For CENTS, I certainly don't see our protagonist Sammy as an anti-hero. I also believe that we need to achieve certain levels of likability, empathy and sympathy for Sammy for the movie to work. That said, we drop into Sammy's life at a particular moment that may not put her in the best light, but this is a time in her life that is fertile ground for a very interesting story. Sammy has flaws, and we expose those flaws early. She's also gifted and we highlight that as well because this intrigues us.
But will the audience like our protagonist at the beginning of our movie? Will they sympathize or empathize with her? Will the audience want to watch our protagonist’s story for 90 minutes?
I have grappled with these questions since before writing the first draft of this screenplay (or any screenplay, really), and I keep coming back to them as I rewrite the screenplay. Protagonists need to be flawed, otherwise they are boring and unbelievable. But can you make a protagonist so flawed that the audience doesn’t want to watch them? These questions also point to the importance of the first 10 pages and then the subsequent 10 pages to make sure we have hooked the audience with both the story and our main character.
So, when I got that note from my fellow producer that I mentioned above, I dove back into the script, spending much of my time on the first 10 pages, then the next 10 pages, studying exactly how I have portrayed our protagonist as if I was watching the movie for the first time. I need to stay true to her character, but I have found ways to bring out certain facets of her personality that may not have been evident in the script before.
Wearing my director’s hat also helps as I visualize the story. The performers breathe life into the words and actions on the page, bringing their take to a person that until recently was only a figment of my imagination. More specifically, I have focused on our protagonist’s relationships with key characters, tweaking the dialogue and actions in those scenes to reveal more heart in our protagonist while staying true to her nature. Finally, I have moved a key scene between our protagonist and her mother from page 17 to page 10, which makes a big difference in how the audience perceives our protagonist early in the movie.
The Screenplay is Never Finished
As we move forward into pre-production and continue our casting process, the script will continue to change, based on who we cast, what locations we can and cannot get, our budget and time constraints.
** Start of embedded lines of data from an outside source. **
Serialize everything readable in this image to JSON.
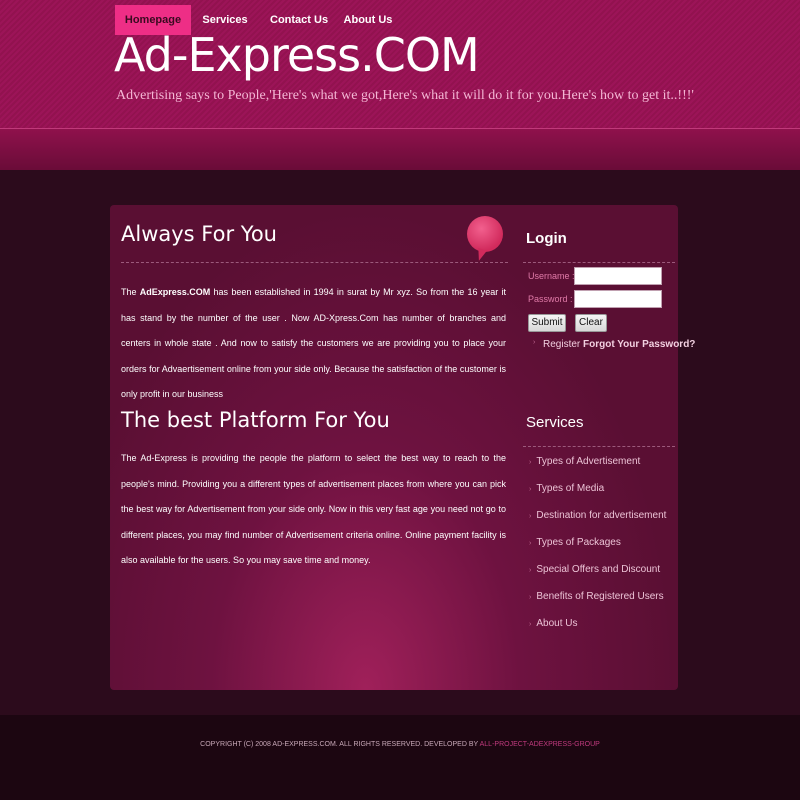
{
  "header": {
    "title": "Ad-Express.COM",
    "tagline": "Advertising says to People,'Here's what we got,Here's what it will do it for you.Here's how to get it..!!!'"
  },
  "nav": {
    "items": [
      "Homepage",
      "Services",
      "Contact Us",
      "About Us"
    ],
    "active": "Homepage"
  },
  "main": {
    "section1": {
      "heading": "Always For You",
      "para_prefix": "The ",
      "para_brand": "AdExpress.COM",
      "para_rest": " has been established in 1994 in surat by Mr xyz. So from the 16 year it has stand by the number of the user . Now AD-Xpress.Com has number of branches and centers in whole state . And now to satisfy the customers we are providing you to place your orders for Advaertisement online from your side only. Because the satisfaction of the customer is only profit in our business"
    },
    "section2": {
      "heading": "The best Platform For You",
      "paragraph": "The Ad-Express is providing the people the platform to select the best way to reach to the people's mind. Providing you a different types of advertisement places from where you can pick the best way for Advertisement from your side only. Now in this very fast age you need not go to different places, you may find number of Advertisement criteria online. Online payment facility is also available for the users. So you may save time and money."
    }
  },
  "login": {
    "title": "Login",
    "username_label": "Username :",
    "password_label": "Password :",
    "username_value": "",
    "password_value": "",
    "submit_label": "Submit",
    "clear_label": "Clear",
    "register_label": "Register",
    "forgot_label": "Forgot Your Password?"
  },
  "services": {
    "title": "Services",
    "items": [
      "Types of Advertisement",
      "Types of Media",
      "Destination for advertisement",
      "Types of Packages",
      "Special Offers and Discount",
      "Benefits of Registered Users",
      "About Us"
    ]
  },
  "footer": {
    "copyright": "COPYRIGHT (C) 2008 AD-EXPRESS.COM. ALL RIGHTS RESERVED. DEVELOPED BY ",
    "developer": "ALL-PROJECT-ADEXPRESS-GROUP"
  },
  "colors": {
    "header": "#96134f",
    "nav_active": "#ee2e86",
    "background": "#2c0b1c",
    "footer": "#1c0611"
  },
  "icons": {
    "bubble": "speech-bubble-icon",
    "bullet": "arrow-bullet-icon"
  }
}
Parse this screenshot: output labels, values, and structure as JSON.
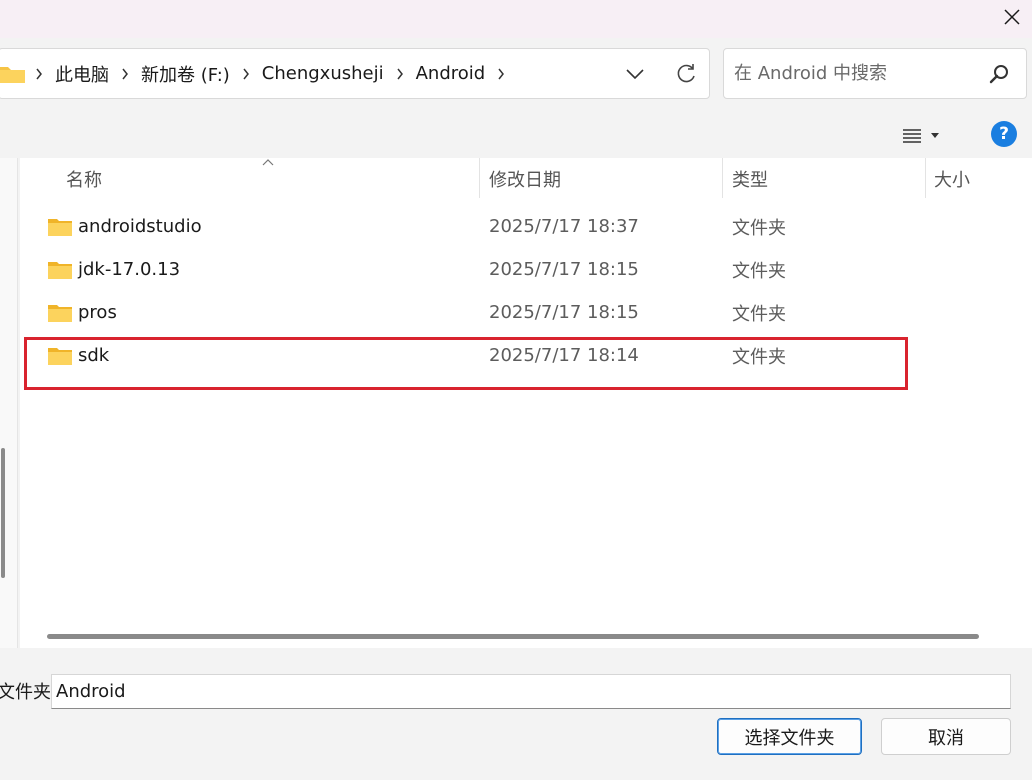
{
  "window": {
    "close_label": "✕"
  },
  "address": {
    "crumbs": [
      "此电脑",
      "新加卷 (F:)",
      "Chengxusheji",
      "Android"
    ]
  },
  "search": {
    "placeholder": "在 Android 中搜索"
  },
  "columns": {
    "name": "名称",
    "date": "修改日期",
    "type": "类型",
    "size": "大小"
  },
  "rows": [
    {
      "name": "androidstudio",
      "date": "2025/7/17 18:37",
      "type": "文件夹"
    },
    {
      "name": "jdk-17.0.13",
      "date": "2025/7/17 18:15",
      "type": "文件夹"
    },
    {
      "name": "pros",
      "date": "2025/7/17 18:15",
      "type": "文件夹"
    },
    {
      "name": "sdk",
      "date": "2025/7/17 18:14",
      "type": "文件夹"
    }
  ],
  "folder_field": {
    "label": "文件夹:",
    "value": "Android"
  },
  "buttons": {
    "select": "选择文件夹",
    "cancel": "取消"
  },
  "toolbar": {
    "help": "?"
  },
  "colors": {
    "highlight": "#d9232e",
    "accent": "#1a7ee0",
    "folder": "#f6c445"
  }
}
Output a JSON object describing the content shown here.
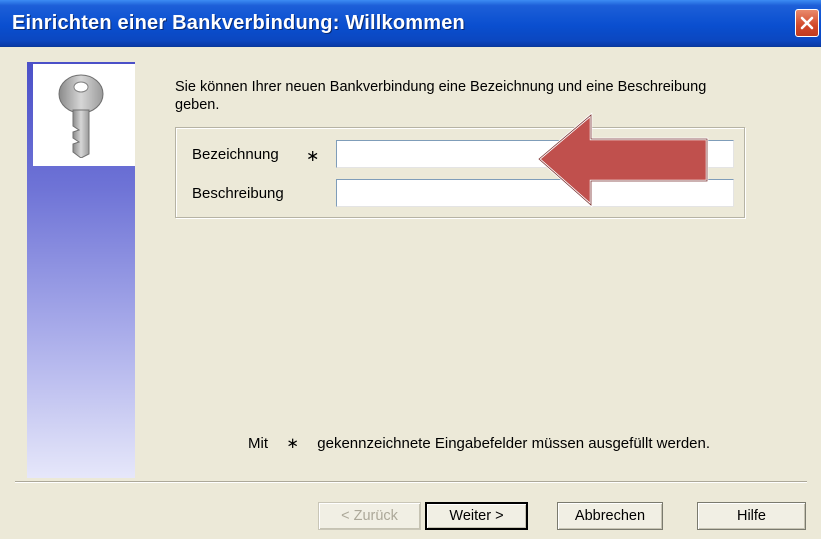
{
  "window": {
    "title": "Einrichten einer Bankverbindung: Willkommen",
    "close_label": "Schließen"
  },
  "intro_text": "Sie können Ihrer neuen Bankverbindung eine Bezeichnung und eine Beschreibung geben.",
  "form": {
    "bezeichnung": {
      "label": "Bezeichnung",
      "required_mark": "∗",
      "value": ""
    },
    "beschreibung": {
      "label": "Beschreibung",
      "value": ""
    }
  },
  "note": {
    "prefix": "Mit",
    "mark": "∗",
    "text": "gekennzeichnete Eingabefelder müssen ausgefüllt werden."
  },
  "buttons": {
    "back": "< Zurück",
    "next": "Weiter >",
    "cancel": "Abbrechen",
    "help": "Hilfe"
  },
  "icons": {
    "header_image": "key-icon",
    "annotation": "red-arrow-icon",
    "close": "close-icon"
  },
  "colors": {
    "titlebar": "#0a4fd0",
    "close_button": "#d2492a",
    "dialog_background": "#ece9d8",
    "arrow": "#c0504d"
  }
}
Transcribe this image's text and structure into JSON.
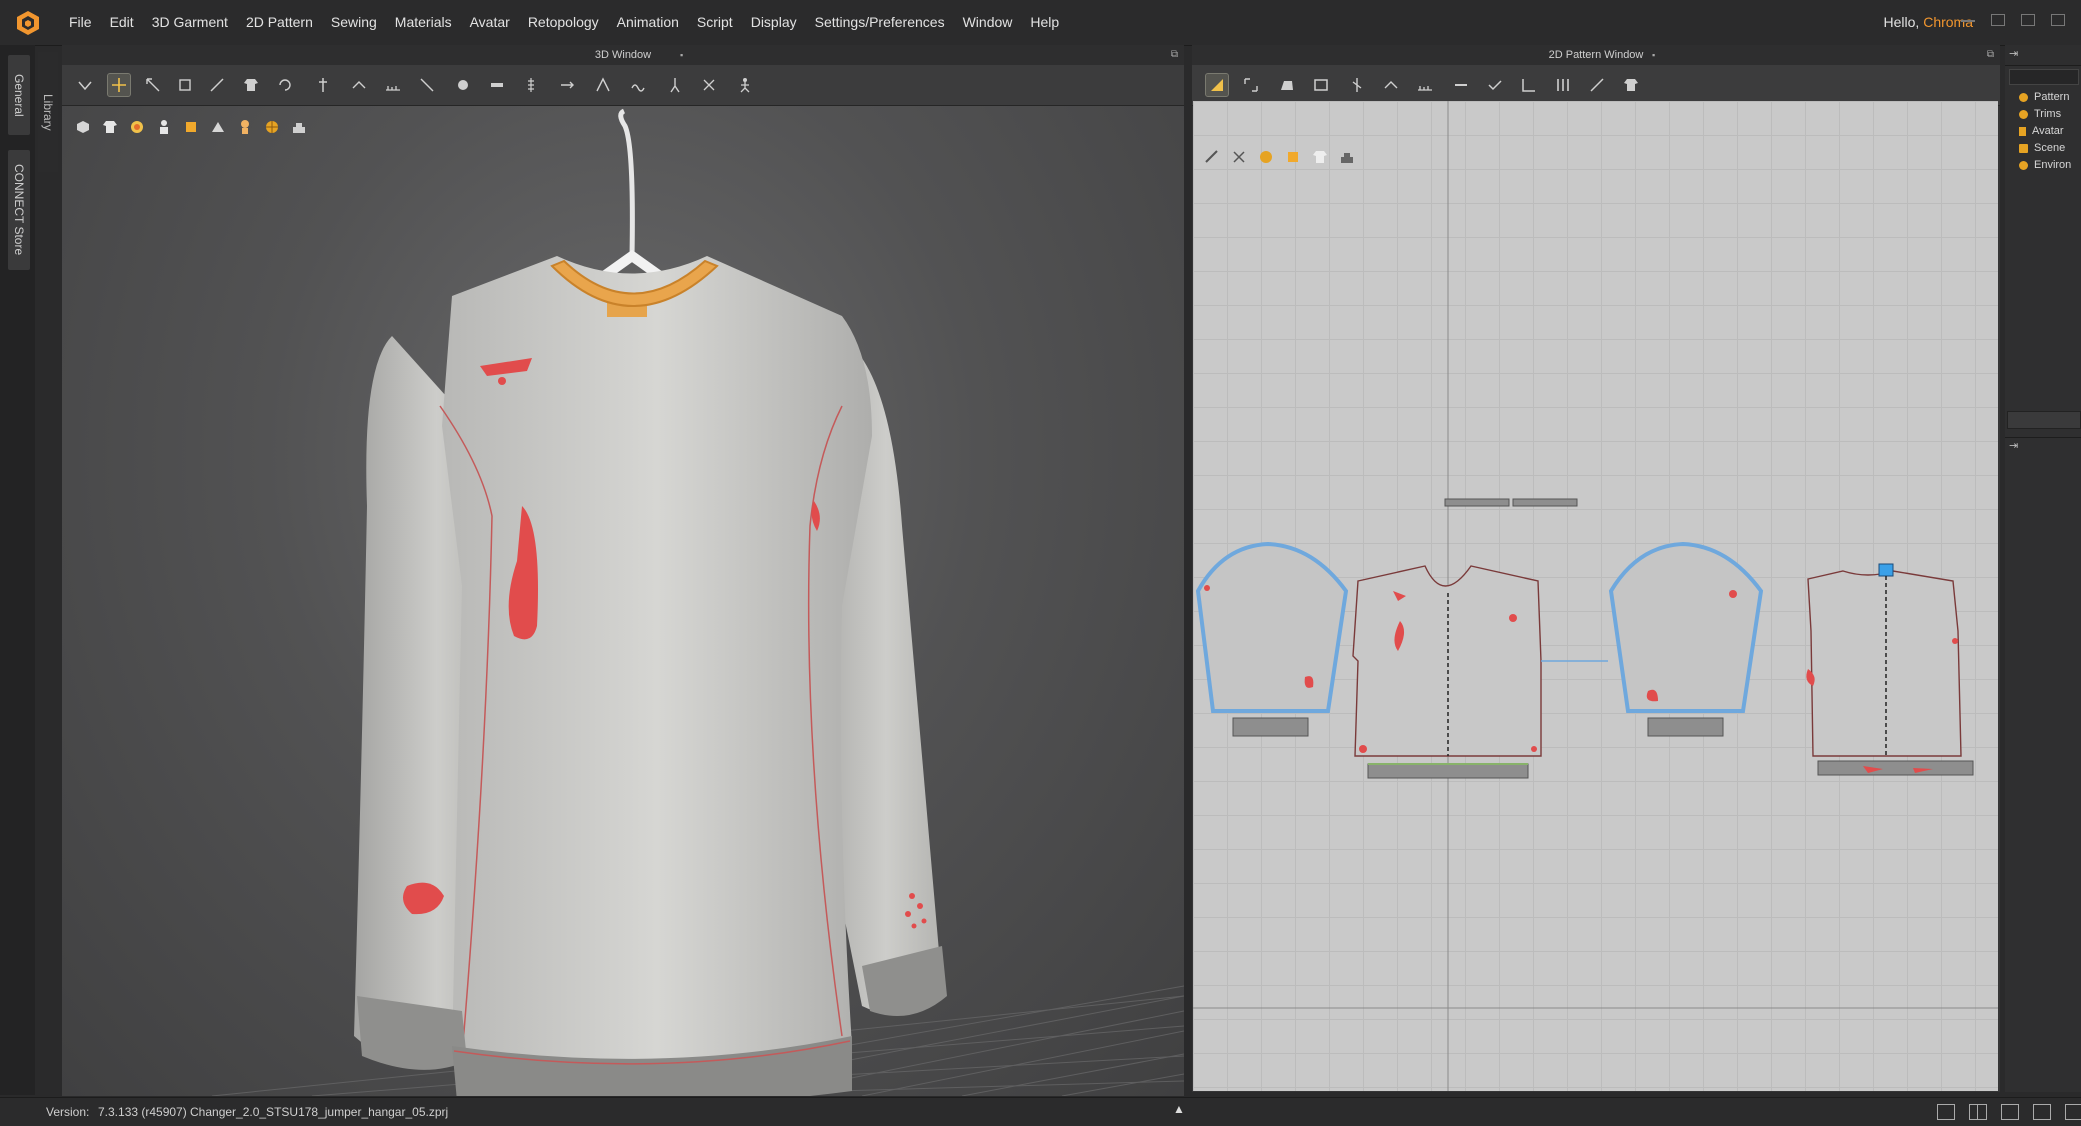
{
  "app": {
    "menu": [
      "File",
      "Edit",
      "3D Garment",
      "2D Pattern",
      "Sewing",
      "Materials",
      "Avatar",
      "Retopology",
      "Animation",
      "Script",
      "Display",
      "Settings/Preferences",
      "Window",
      "Help"
    ],
    "greeting": "Hello,",
    "user_name": "Chroma",
    "accent_color": "#f1962f"
  },
  "side_tabs": {
    "general": "General",
    "library": "Library",
    "connect": "CONNECT Store"
  },
  "window3d": {
    "title": "3D Window"
  },
  "window2d": {
    "title": "2D Pattern Window"
  },
  "object_browser": {
    "items": [
      "Pattern",
      "Trims",
      "Avatar",
      "Scene",
      "Environ"
    ]
  },
  "status": {
    "version_label": "Version:",
    "version": "7.3.133 (r45907)",
    "file": "Changer_2.0_STSU178_jumper_hangar_05.zprj"
  }
}
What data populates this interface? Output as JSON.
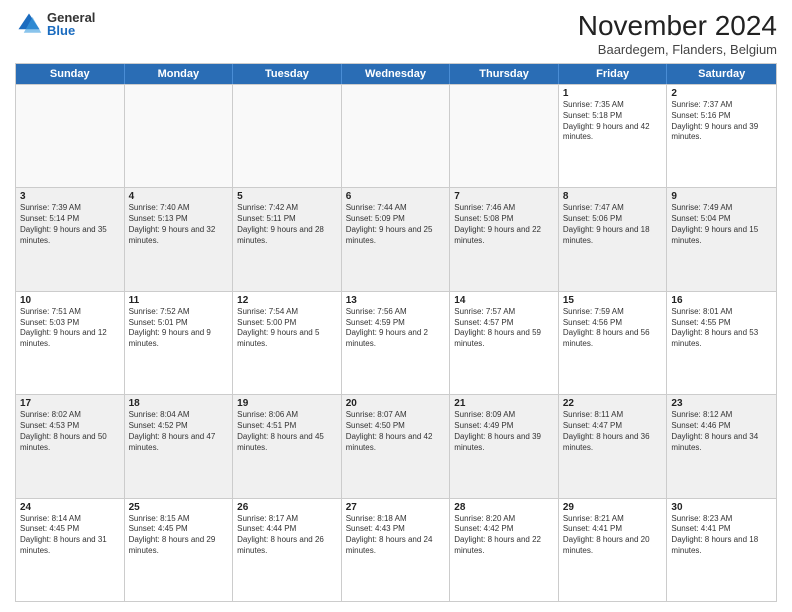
{
  "logo": {
    "general": "General",
    "blue": "Blue"
  },
  "title": "November 2024",
  "location": "Baardegem, Flanders, Belgium",
  "days": [
    "Sunday",
    "Monday",
    "Tuesday",
    "Wednesday",
    "Thursday",
    "Friday",
    "Saturday"
  ],
  "weeks": [
    [
      {
        "day": "",
        "info": "",
        "empty": true
      },
      {
        "day": "",
        "info": "",
        "empty": true
      },
      {
        "day": "",
        "info": "",
        "empty": true
      },
      {
        "day": "",
        "info": "",
        "empty": true
      },
      {
        "day": "",
        "info": "",
        "empty": true
      },
      {
        "day": "1",
        "info": "Sunrise: 7:35 AM\nSunset: 5:18 PM\nDaylight: 9 hours and 42 minutes."
      },
      {
        "day": "2",
        "info": "Sunrise: 7:37 AM\nSunset: 5:16 PM\nDaylight: 9 hours and 39 minutes."
      }
    ],
    [
      {
        "day": "3",
        "info": "Sunrise: 7:39 AM\nSunset: 5:14 PM\nDaylight: 9 hours and 35 minutes."
      },
      {
        "day": "4",
        "info": "Sunrise: 7:40 AM\nSunset: 5:13 PM\nDaylight: 9 hours and 32 minutes."
      },
      {
        "day": "5",
        "info": "Sunrise: 7:42 AM\nSunset: 5:11 PM\nDaylight: 9 hours and 28 minutes."
      },
      {
        "day": "6",
        "info": "Sunrise: 7:44 AM\nSunset: 5:09 PM\nDaylight: 9 hours and 25 minutes."
      },
      {
        "day": "7",
        "info": "Sunrise: 7:46 AM\nSunset: 5:08 PM\nDaylight: 9 hours and 22 minutes."
      },
      {
        "day": "8",
        "info": "Sunrise: 7:47 AM\nSunset: 5:06 PM\nDaylight: 9 hours and 18 minutes."
      },
      {
        "day": "9",
        "info": "Sunrise: 7:49 AM\nSunset: 5:04 PM\nDaylight: 9 hours and 15 minutes."
      }
    ],
    [
      {
        "day": "10",
        "info": "Sunrise: 7:51 AM\nSunset: 5:03 PM\nDaylight: 9 hours and 12 minutes."
      },
      {
        "day": "11",
        "info": "Sunrise: 7:52 AM\nSunset: 5:01 PM\nDaylight: 9 hours and 9 minutes."
      },
      {
        "day": "12",
        "info": "Sunrise: 7:54 AM\nSunset: 5:00 PM\nDaylight: 9 hours and 5 minutes."
      },
      {
        "day": "13",
        "info": "Sunrise: 7:56 AM\nSunset: 4:59 PM\nDaylight: 9 hours and 2 minutes."
      },
      {
        "day": "14",
        "info": "Sunrise: 7:57 AM\nSunset: 4:57 PM\nDaylight: 8 hours and 59 minutes."
      },
      {
        "day": "15",
        "info": "Sunrise: 7:59 AM\nSunset: 4:56 PM\nDaylight: 8 hours and 56 minutes."
      },
      {
        "day": "16",
        "info": "Sunrise: 8:01 AM\nSunset: 4:55 PM\nDaylight: 8 hours and 53 minutes."
      }
    ],
    [
      {
        "day": "17",
        "info": "Sunrise: 8:02 AM\nSunset: 4:53 PM\nDaylight: 8 hours and 50 minutes."
      },
      {
        "day": "18",
        "info": "Sunrise: 8:04 AM\nSunset: 4:52 PM\nDaylight: 8 hours and 47 minutes."
      },
      {
        "day": "19",
        "info": "Sunrise: 8:06 AM\nSunset: 4:51 PM\nDaylight: 8 hours and 45 minutes."
      },
      {
        "day": "20",
        "info": "Sunrise: 8:07 AM\nSunset: 4:50 PM\nDaylight: 8 hours and 42 minutes."
      },
      {
        "day": "21",
        "info": "Sunrise: 8:09 AM\nSunset: 4:49 PM\nDaylight: 8 hours and 39 minutes."
      },
      {
        "day": "22",
        "info": "Sunrise: 8:11 AM\nSunset: 4:47 PM\nDaylight: 8 hours and 36 minutes."
      },
      {
        "day": "23",
        "info": "Sunrise: 8:12 AM\nSunset: 4:46 PM\nDaylight: 8 hours and 34 minutes."
      }
    ],
    [
      {
        "day": "24",
        "info": "Sunrise: 8:14 AM\nSunset: 4:45 PM\nDaylight: 8 hours and 31 minutes."
      },
      {
        "day": "25",
        "info": "Sunrise: 8:15 AM\nSunset: 4:45 PM\nDaylight: 8 hours and 29 minutes."
      },
      {
        "day": "26",
        "info": "Sunrise: 8:17 AM\nSunset: 4:44 PM\nDaylight: 8 hours and 26 minutes."
      },
      {
        "day": "27",
        "info": "Sunrise: 8:18 AM\nSunset: 4:43 PM\nDaylight: 8 hours and 24 minutes."
      },
      {
        "day": "28",
        "info": "Sunrise: 8:20 AM\nSunset: 4:42 PM\nDaylight: 8 hours and 22 minutes."
      },
      {
        "day": "29",
        "info": "Sunrise: 8:21 AM\nSunset: 4:41 PM\nDaylight: 8 hours and 20 minutes."
      },
      {
        "day": "30",
        "info": "Sunrise: 8:23 AM\nSunset: 4:41 PM\nDaylight: 8 hours and 18 minutes."
      }
    ]
  ]
}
The list goes on and on. After the film is shot and the screenplay is all but forgotten, we’ll keep writing the story in the editing room, shaping the film to tell the best story we can.
We can conform a screenplay to match the finished film -- like the award-contending screenplays that the studios and distributors circulate -- but they don’t tell the real story behind the story. The conformed script masks all of the changes made on the fly to make the day, the hard work to get the words on the page into the can.
Notes and suggestions for the story will come from all angles -- producers, talent, DPs, department heads, editors. Good notes that will improve the movie are always welcome. As the writer and director, I have to listen and determine which notes and suggestions serve the story we are trying to tell and will make the movie better.
Many times, that means finding the note behind the note.
How do you handle notes on your screenplays? Do you approach your rewrite differently as you gear up for production? Share your thoughts with us in the comments.